Citing PatentFiling datePublication dateApplicantTitle
US7706615 *Aug 4, 2006Apr 27, 2010Canon Kabushiki KaishaInformation processing method and information processing device
US7848917Mar 30, 2006Dec 7, 2010Microsoft CorporationCommon word graph based multimodal input
Classifications
U.S. Classification704/260, 715/708, 704/237, 715/811, 382/186
International ClassificationG06F3/038, G06F3/00, G10L15/00, G10L13/08, G06K9/18
Cooperative ClassificationG06F3/0237, G06F3/038, G06F3/04883, G06F2203/0381

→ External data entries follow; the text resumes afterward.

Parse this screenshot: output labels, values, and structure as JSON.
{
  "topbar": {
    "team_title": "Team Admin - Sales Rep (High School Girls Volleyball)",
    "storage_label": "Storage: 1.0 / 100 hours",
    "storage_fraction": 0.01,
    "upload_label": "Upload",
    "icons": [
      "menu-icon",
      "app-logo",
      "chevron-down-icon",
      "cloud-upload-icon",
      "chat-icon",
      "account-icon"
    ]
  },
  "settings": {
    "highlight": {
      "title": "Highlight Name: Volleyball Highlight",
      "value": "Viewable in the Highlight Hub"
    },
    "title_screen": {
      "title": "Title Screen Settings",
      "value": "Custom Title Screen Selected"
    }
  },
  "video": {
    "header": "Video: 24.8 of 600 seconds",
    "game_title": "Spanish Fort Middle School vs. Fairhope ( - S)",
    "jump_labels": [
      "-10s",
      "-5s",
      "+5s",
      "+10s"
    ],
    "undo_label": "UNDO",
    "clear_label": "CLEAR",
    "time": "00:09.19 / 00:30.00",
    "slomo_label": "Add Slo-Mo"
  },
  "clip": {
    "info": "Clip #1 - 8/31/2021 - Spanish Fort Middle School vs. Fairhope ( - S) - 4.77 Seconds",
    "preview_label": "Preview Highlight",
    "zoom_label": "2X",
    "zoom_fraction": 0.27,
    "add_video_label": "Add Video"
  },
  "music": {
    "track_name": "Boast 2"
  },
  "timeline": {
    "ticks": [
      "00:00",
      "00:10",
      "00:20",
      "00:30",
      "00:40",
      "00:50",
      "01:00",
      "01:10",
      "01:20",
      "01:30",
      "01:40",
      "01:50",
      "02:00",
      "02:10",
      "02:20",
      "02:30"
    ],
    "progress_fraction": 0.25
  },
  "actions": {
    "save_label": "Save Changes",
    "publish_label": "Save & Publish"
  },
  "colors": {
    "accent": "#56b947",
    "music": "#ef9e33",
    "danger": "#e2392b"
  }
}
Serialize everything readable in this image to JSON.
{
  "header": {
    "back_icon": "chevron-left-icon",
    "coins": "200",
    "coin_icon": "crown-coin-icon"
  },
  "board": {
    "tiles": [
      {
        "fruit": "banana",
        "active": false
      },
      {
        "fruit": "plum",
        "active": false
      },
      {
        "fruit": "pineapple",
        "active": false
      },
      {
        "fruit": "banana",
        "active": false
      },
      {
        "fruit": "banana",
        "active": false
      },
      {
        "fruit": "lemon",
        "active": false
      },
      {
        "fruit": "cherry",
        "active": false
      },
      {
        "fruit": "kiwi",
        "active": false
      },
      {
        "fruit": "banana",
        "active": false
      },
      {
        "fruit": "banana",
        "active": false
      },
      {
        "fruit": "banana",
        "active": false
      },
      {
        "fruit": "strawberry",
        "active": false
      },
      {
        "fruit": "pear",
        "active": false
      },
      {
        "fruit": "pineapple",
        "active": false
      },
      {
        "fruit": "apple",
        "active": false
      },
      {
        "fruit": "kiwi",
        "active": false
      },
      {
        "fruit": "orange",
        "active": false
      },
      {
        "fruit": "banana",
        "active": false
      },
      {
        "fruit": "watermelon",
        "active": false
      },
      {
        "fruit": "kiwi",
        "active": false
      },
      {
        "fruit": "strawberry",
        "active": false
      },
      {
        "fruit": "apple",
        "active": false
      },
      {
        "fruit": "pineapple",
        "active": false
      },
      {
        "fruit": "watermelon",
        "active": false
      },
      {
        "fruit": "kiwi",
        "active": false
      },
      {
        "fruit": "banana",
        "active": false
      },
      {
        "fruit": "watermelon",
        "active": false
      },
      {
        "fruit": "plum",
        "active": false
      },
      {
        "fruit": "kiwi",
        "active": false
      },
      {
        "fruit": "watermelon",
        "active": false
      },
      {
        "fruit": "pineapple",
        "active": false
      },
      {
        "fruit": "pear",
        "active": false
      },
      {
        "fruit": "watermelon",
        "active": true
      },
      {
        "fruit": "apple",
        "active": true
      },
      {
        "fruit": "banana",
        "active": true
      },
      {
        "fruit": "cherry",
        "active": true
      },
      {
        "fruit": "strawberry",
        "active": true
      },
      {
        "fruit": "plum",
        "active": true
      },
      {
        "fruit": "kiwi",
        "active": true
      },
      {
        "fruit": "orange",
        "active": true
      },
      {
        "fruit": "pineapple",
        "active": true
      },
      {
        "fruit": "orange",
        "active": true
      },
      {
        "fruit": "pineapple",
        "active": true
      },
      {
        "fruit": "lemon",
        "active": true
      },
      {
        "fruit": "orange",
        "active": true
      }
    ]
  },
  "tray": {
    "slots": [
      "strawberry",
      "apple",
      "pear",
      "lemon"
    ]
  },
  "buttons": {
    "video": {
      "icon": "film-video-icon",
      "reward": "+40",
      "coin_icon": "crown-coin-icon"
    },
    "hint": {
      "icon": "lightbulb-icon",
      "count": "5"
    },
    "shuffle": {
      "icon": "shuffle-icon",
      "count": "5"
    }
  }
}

European ClassificationG06F3/0488G, G06F3/023M8, G06F3/038
Legal Events
DateCodeEventDescription
Jul 25, 2012FPAYFee payment
Year of fee payment: 4
Aug 13, 2005ASAssignment
Owner name: MICROSOFT CORPORATION, WASHINGTON
Free format text: ASSIGNMENT OF ASSIGNORS INTEREST;ASSIGNORS:SOONG, FRANK KAO-PING;ZHOU, JIAN-LAI;TIAN, YE;REEL/FRAME:016398/0807
Effective date: 20050623